Understanding Passive Intermodulation

Understanding Passive Intermodulation

The following article serves to build an understanding about the antenna parameter known as Passive Intermodulation (PIM). PIM has recently become a critical parameter in component design due to new technologies in wireless communications allowing the use of higher transmit powers, wider bandwidths, and multiband/combination antennas. PIM lowers capacity and data rate by limiting receive sensitivity, and as wireless usage grows pressure is on operators to squeeze the most out of their spectrum.

Passive intermodulation (PIM) is a form of intermodulation distortion that occurs in passive components such as antennas, cables, connectors, or duplexers with two or more high-power input signals. This distortion is typically cased by the interaction between mechanical components, especially where two different metals are in close proximity. Junctions of dissimilar metals are a prime cause, but also caused by corrosion, loose connections, dirt, or the presence of nearby metal objects like cable ties, guy wires, brackets, and so on.

Definition of Passive Intermodulation

Passive intermodulation is the low level signal created as the result of multiple high power transmit signals in an antenna. This relatively low power signal is generated at a new distinct frequency and has the potential to inject interference in the receive band thereby degrading the uplink reception.

An intermodulation product is defined as any unwanted frequency resulting from intermodulation between carriers or harmonics of emission.

Specification Definition

When disclosing passive intermodulation on test reports and datasheets, Halberd Bastion follow the BASTA reporting recommendations.
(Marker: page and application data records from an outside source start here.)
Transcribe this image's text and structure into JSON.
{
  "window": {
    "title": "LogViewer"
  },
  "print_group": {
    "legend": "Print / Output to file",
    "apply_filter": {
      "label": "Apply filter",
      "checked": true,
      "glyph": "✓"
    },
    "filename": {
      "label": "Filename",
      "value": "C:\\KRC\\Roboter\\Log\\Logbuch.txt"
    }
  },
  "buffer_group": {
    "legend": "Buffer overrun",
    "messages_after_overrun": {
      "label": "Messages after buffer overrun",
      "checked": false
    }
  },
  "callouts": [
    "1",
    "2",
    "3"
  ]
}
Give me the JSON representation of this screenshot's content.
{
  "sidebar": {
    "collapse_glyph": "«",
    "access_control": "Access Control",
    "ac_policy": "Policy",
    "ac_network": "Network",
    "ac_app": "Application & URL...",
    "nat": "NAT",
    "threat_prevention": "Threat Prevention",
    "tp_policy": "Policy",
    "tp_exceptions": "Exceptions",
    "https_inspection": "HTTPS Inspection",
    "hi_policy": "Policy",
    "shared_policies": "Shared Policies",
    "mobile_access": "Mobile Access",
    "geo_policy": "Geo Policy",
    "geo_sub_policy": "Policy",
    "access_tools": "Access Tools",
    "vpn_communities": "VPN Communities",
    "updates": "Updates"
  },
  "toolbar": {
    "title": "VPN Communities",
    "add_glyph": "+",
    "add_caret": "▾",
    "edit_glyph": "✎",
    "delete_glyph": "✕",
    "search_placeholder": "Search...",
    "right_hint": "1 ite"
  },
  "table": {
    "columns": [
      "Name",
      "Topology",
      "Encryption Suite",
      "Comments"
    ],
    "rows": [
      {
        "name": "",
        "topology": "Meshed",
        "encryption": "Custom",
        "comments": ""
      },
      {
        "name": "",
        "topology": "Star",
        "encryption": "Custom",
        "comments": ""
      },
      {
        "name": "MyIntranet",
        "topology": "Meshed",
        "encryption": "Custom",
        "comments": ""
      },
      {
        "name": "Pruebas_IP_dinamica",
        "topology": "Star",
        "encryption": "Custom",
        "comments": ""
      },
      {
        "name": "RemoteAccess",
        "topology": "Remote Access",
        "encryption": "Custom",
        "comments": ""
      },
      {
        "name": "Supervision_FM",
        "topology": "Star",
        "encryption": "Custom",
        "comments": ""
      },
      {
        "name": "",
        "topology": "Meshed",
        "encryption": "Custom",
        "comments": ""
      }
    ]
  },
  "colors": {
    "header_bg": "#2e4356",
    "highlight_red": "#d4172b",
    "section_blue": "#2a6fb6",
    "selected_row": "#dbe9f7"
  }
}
BASTA define the reporting of PIM per the following specification:

  • An absolute parameter.
  • Specified as a maximum in-band value in dBc (decible carrier: power relative to known power of carrier c).
  • 3rd order passive intermodulation products measured using 2 x 20W (2 x 43 dBm) carriers (F1 and F2).
  • 3rd order products are defined at frequencies of (F1 +/- 2*F2) and (F2 +/- 2*F1) falling within the receive band when transmit frequencies F1 and F2 are used as the input carriers.
  • Specification shall reference the full frequency range, full electrical downtilt range, and associated ports of the antenna unless specifically detailed otherwise (example: 1710-2180 MHz; 0°-10°; +45 and -45 ports).

Testing & Reporting Passive Intermodulation

PIM testing is conducted by all reputable manufacturers using specialised PIM testing equipment such as Kaelus PIM Analyser. Field PIM testing will not be discussed in this article. There are two types of PIM testing, Reflective/Reverse PIM Testing, and Forward PIM Testing. 

Reflective/Reverse PIM Testing

Reverse, or reflective, PIM testing is the most commonly used type of PIM test. This test sends two signals to an antenna and uses the same test port to capture and measure any intermodulation products. While simpler, a key downside to this type of testing is that results are affected by the antenna cable length which can invalidate test results if performed at fixed frequencies.

Forward PIM Testing

Forward PIM testing with antennas involves measuring the signal transmitted through the antenna system under test. This requires an external receive antenna installed in an anechoic chamber, and spectrum analyzer.

kaelus front end passive intermodulation pim testing screen


  1. NGMN, "Recommendations on Base Station Antenna Standards", NGMN Alliance, N-P-BASTA v9.6, Jan. 2013.
  2. Keysight, Passive Intermodulation (PIM), [Online], Available: http://www.keysight.com/main/application.jspx?cc=AU&lc=eng&ckey=2127060&nid=-33157.0.00&id=2127060
  3. Anritsu, Passive Intermodulation (PIM), [Online], Available: https://www.anritsu.com/en-US/test-measurement/technologies/pim